Arctic oil spills to be studied at Churchill research facility
Scientists will focus on detection, mitigation and remediation in changing northern waters
With increased shipping activity and plenty of potential drilling, researchers are hoping to better understand the effects of an oil spill in arctic sea ice and how to prevent it thanks to a multi-government, multi-university research centre in Churchill, Man.
"It allows us to sort of understand what it looks like for an oil spill to be amidst ice-covered seas," said John Yackel, the head of the department of geography at the University of Calgary and the lead researcher at the Churchill Marine Observatory who will focus on detection.
"It's one thing to detect and map sea ice in a normal situation, but if we were to have a spill, an oil spill, in that ice, it may be a little bit harder to detect, so we're going to get ahead of this potential problem."
The facility is being funded through the Canada Foundation for Innovation — an independent non-governmental organization established by the federal government in 1997 — as well as the governments of Alberta, Manitoba and Canada.

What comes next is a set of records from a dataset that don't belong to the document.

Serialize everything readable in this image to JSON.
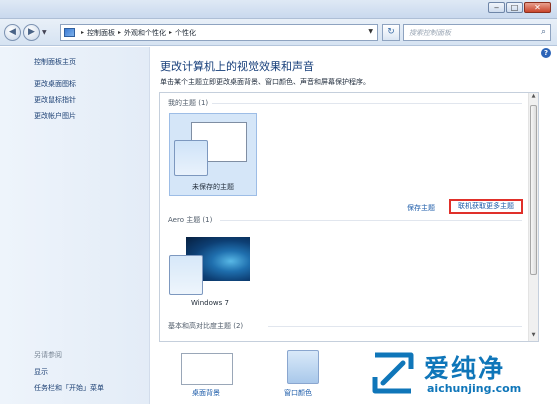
{
  "window": {
    "controls": {
      "minimize": "‒",
      "maximize": "□",
      "close": "✕"
    }
  },
  "nav": {
    "back": "◀",
    "forward": "▶",
    "dropdown": "▼",
    "breadcrumb": [
      "控制面板",
      "外观和个性化",
      "个性化"
    ],
    "separator": "▸",
    "address_dropdown": "▼",
    "refresh": "↻",
    "search_placeholder": "搜索控制面板",
    "search_icon": "⌕"
  },
  "sidebar": {
    "items": [
      {
        "label": "控制面板主页"
      },
      {
        "label": "更改桌面图标"
      },
      {
        "label": "更改鼠标指针"
      },
      {
        "label": "更改帐户图片"
      }
    ],
    "see_also": "另请参阅",
    "see_also_items": [
      {
        "label": "显示"
      },
      {
        "label": "任务栏和「开始」菜单"
      }
    ]
  },
  "main": {
    "help": "?",
    "title": "更改计算机上的视觉效果和声音",
    "description": "单击某个主题立即更改桌面背景、窗口颜色、声音和屏幕保护程序。",
    "groups": {
      "my_themes": "我的主题 (1)",
      "aero_themes": "Aero 主题 (1)",
      "basic_themes": "基本和高对比度主题 (2)"
    },
    "themes": {
      "unsaved": "未保存的主题",
      "windows7": "Windows 7"
    },
    "save_theme": "保存主题",
    "get_more_online": "联机获取更多主题",
    "scroll": {
      "up": "▲",
      "down": "▼"
    }
  },
  "bottom": {
    "desktop_background": "桌面背景",
    "window_color": "窗口颜色"
  },
  "watermark": {
    "cn": "爱纯净",
    "url": "aichunjing.com"
  },
  "colors": {
    "link": "#1a5aa8",
    "highlight_border": "#e0302a",
    "watermark": "#0f76b9"
  }
}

Researchers will pull water from Hudson's Bay, grow sea ice and then expose it to oil spills in order to better understand how it reacts in the arctic environment.

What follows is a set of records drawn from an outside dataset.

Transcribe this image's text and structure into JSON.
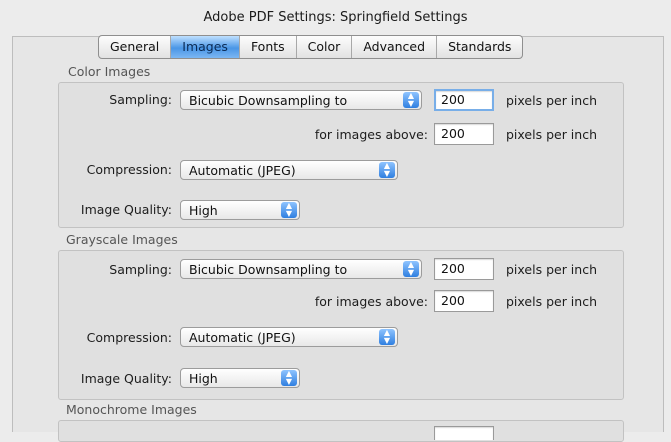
{
  "window": {
    "title": "Adobe PDF Settings: Springfield Settings"
  },
  "tabs": [
    "General",
    "Images",
    "Fonts",
    "Color",
    "Advanced",
    "Standards"
  ],
  "active_tab": "Images",
  "color_images": {
    "title": "Color Images",
    "sampling_label": "Sampling:",
    "sampling_value": "Bicubic Downsampling to",
    "resolution": "200",
    "resolution_unit": "pixels per inch",
    "above_label": "for images above:",
    "above_value": "200",
    "above_unit": "pixels per inch",
    "compression_label": "Compression:",
    "compression_value": "Automatic (JPEG)",
    "quality_label": "Image Quality:",
    "quality_value": "High"
  },
  "grayscale_images": {
    "title": "Grayscale Images",
    "sampling_label": "Sampling:",
    "sampling_value": "Bicubic Downsampling to",
    "resolution": "200",
    "resolution_unit": "pixels per inch",
    "above_label": "for images above:",
    "above_value": "200",
    "above_unit": "pixels per inch",
    "compression_label": "Compression:",
    "compression_value": "Automatic (JPEG)",
    "quality_label": "Image Quality:",
    "quality_value": "High"
  },
  "monochrome_images": {
    "title": "Monochrome Images"
  },
  "colors": {
    "accent": "#4a96e6",
    "panel": "#e0e0e0"
  }
}
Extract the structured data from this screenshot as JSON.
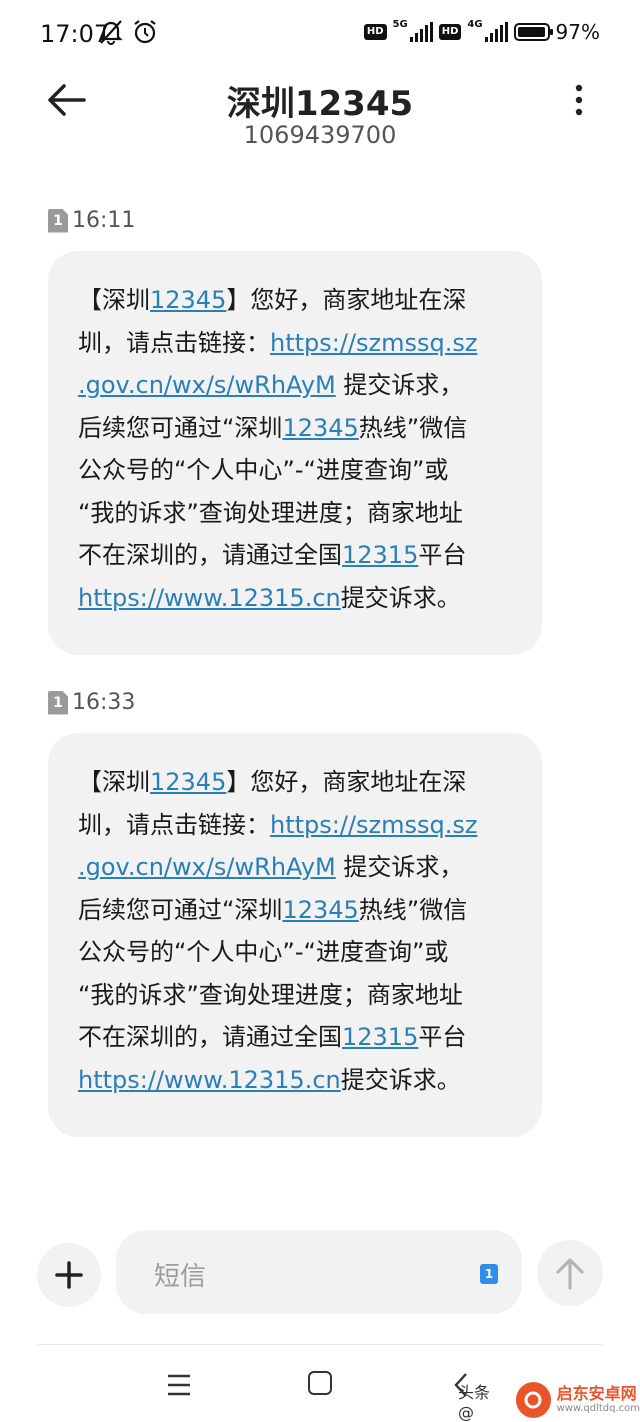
{
  "status_bar": {
    "time": "17:07",
    "network_1": "5G",
    "network_2": "4G",
    "hd_label": "HD",
    "battery_level": 97,
    "battery_text": "97%"
  },
  "header": {
    "title": "深圳12345",
    "subtitle": "1069439700"
  },
  "messages": [
    {
      "sim": "1",
      "time": "16:11",
      "lines": [
        [
          {
            "t": "【深圳"
          },
          {
            "t": "12345",
            "link": true
          },
          {
            "t": "】您好，商家地址在深"
          }
        ],
        [
          {
            "t": "圳，请点击链接："
          },
          {
            "t": "https://szmssq.sz",
            "link": true
          }
        ],
        [
          {
            "t": ".gov.cn/wx/s/wRhAyM",
            "link": true
          },
          {
            "t": " 提交诉求，"
          }
        ],
        [
          {
            "t": "后续您可通过“深圳"
          },
          {
            "t": "12345",
            "link": true
          },
          {
            "t": "热线”微信"
          }
        ],
        [
          {
            "t": "公众号的“个人中心”-“进度查询”或"
          }
        ],
        [
          {
            "t": "“我的诉求”查询处理进度；商家地址"
          }
        ],
        [
          {
            "t": "不在深圳的，请通过全国"
          },
          {
            "t": "12315",
            "link": true
          },
          {
            "t": "平台"
          }
        ],
        [
          {
            "t": "https://www.12315.cn",
            "link": true
          },
          {
            "t": "提交诉求。"
          }
        ]
      ]
    },
    {
      "sim": "1",
      "time": "16:33",
      "lines": [
        [
          {
            "t": "【深圳"
          },
          {
            "t": "12345",
            "link": true
          },
          {
            "t": "】您好，商家地址在深"
          }
        ],
        [
          {
            "t": "圳，请点击链接："
          },
          {
            "t": "https://szmssq.sz",
            "link": true
          }
        ],
        [
          {
            "t": ".gov.cn/wx/s/wRhAyM",
            "link": true
          },
          {
            "t": " 提交诉求，"
          }
        ],
        [
          {
            "t": "后续您可通过“深圳"
          },
          {
            "t": "12345",
            "link": true
          },
          {
            "t": "热线”微信"
          }
        ],
        [
          {
            "t": "公众号的“个人中心”-“进度查询”或"
          }
        ],
        [
          {
            "t": "“我的诉求”查询处理进度；商家地址"
          }
        ],
        [
          {
            "t": "不在深圳的，请通过全国"
          },
          {
            "t": "12315",
            "link": true
          },
          {
            "t": "平台"
          }
        ],
        [
          {
            "t": "https://www.12315.cn",
            "link": true
          },
          {
            "t": "提交诉求。"
          }
        ]
      ]
    }
  ],
  "composer": {
    "placeholder": "短信",
    "sim_badge": "1"
  },
  "watermark": {
    "text": "头条 @",
    "site_name": "启东安卓网",
    "site_url": "www.qdltdq.com"
  },
  "colors": {
    "link": "#2a7fb6",
    "bubble": "#f2f2f2",
    "sim_badge": "#2f8fe8"
  }
}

"Does it come to the surface? Does it hide underneath? What is the extent? What is the depth of that oil spill?" said Yackel.
"In an ice-covered environment, it will be much different and so that's what this facility will allow us to do."
The research centre is expected to be up and running by 2017.